## TASK GOAL
The result should be every line that contains the word "Text", taken from the material.

=======

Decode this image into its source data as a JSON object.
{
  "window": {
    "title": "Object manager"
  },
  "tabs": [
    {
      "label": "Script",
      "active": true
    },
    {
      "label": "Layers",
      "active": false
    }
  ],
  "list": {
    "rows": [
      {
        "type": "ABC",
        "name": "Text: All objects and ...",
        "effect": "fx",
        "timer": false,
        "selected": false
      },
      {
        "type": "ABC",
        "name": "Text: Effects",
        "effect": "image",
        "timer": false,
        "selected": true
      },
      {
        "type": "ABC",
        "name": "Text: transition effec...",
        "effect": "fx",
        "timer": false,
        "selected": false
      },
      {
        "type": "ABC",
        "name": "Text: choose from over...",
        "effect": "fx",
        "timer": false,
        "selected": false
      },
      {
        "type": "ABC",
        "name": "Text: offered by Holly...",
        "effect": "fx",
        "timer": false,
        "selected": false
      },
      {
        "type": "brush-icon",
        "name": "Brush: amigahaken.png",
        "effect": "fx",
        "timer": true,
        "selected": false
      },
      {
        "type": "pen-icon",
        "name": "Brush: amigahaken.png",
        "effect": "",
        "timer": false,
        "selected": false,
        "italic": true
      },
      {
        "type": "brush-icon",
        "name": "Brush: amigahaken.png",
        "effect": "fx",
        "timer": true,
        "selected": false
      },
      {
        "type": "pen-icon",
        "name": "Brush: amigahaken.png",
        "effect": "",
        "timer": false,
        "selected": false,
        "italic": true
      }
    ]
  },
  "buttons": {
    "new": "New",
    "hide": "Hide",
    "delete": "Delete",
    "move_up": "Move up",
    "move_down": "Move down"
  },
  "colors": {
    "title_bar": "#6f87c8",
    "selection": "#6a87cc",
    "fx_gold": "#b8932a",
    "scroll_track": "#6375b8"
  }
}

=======

## SOLUTION
        "name": "Text: All objects and ...",
        "name": "Text: Effects",
        "name": "Text: transition effec...",
        "name": "Text: choose from over...",
        "name": "Text: offered by Holly...",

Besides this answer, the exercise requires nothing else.